In fact, the hobbies of Fairman Rogers, just like the collection built around the core formed by his personal collection, through donations (and acquisitions) makes the library of the University of Pennsylvania a testament to the important role and vitality of the horse sector, which was essential to the economic and social development of America (as it was for the rest of the world) at the end of the nineteenth century.
In “The Fairman Rogers Collection: An Introduction,” Dr. Ann Norton Greene of the University of Pennsylvania wrote this eloquent passage, “Between 1840, the first federal census that counted horses, and the end of the century, the horse population grew six fold from four to twenty-four million—a rate of growth fifty percent greater than that of the human population. In 1840 there were about four horses for every human; by 1900 there were three horses for every human.”

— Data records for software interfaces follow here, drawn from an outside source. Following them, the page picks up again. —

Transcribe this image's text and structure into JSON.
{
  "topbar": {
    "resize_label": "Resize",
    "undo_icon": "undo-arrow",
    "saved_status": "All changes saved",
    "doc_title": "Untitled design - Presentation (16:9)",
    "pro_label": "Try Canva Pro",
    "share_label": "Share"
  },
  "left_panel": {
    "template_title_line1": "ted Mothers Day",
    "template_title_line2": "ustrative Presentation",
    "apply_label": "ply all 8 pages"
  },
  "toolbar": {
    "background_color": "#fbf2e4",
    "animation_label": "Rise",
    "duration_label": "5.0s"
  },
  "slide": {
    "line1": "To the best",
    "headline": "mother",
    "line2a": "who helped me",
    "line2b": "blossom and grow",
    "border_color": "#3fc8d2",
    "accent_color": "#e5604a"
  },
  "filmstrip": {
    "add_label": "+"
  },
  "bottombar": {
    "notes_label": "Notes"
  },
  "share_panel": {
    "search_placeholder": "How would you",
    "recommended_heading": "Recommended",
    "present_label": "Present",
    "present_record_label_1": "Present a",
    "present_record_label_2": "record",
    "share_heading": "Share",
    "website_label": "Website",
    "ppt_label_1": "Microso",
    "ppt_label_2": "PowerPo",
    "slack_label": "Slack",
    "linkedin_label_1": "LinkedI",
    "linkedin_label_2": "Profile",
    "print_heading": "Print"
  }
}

Another contribution by Dr. Greene is a study titled Horses at Work: Harnessing Power in Industrial America, which was published by Harvard University Press in 2008. The publisher states: “New industrial machines and power sources eliminated work animals from nineteenth-century America, yet a bird’s-eye view of nineteenth-century society would show millions of horses supplying the energy necessary for industrial development. Horses were ubiquitous in cities and on farms, providing power for transportation, construction, manufacturing, and agriculture. On Civil War battlefields, thousands of horses labored and died for the Union and the Confederacy hauling wagons and mechanized weaponry.”
“The innovations that brought machinery to the forefront of American society made horses the prime movers of these machines for most of the nineteenth century. Mechanization actually increased the need for horsepower by expanding the range of tasks requiring it. Indeed, the single most significant energy transition of the antebellum era may have been the dramatic expansion in the use of living, breathing horses as a power technology in the development of industrial America.”
“Ann Greene argues for recognition of horses’ critical contribution to the history of American energy and the rise of American industrial power, and a new understanding of the reasons for their replacement as prime movers. Rather than a result of “inevitable” technological change, it was Americans’ social and political choices about power consumption that sealed this animal’s fate. The rise and fall of the workhorse was defined by the kinds of choices that Americans made and would continue to make—choices that emphasized individual mobility and autonomy, and assumed, above all, abundant energy resources.”
A socio-economic work, sometimes political, nourished again, in part, by the collection of 1066 titles in the Fairman Rogers Collection on Horsemanship.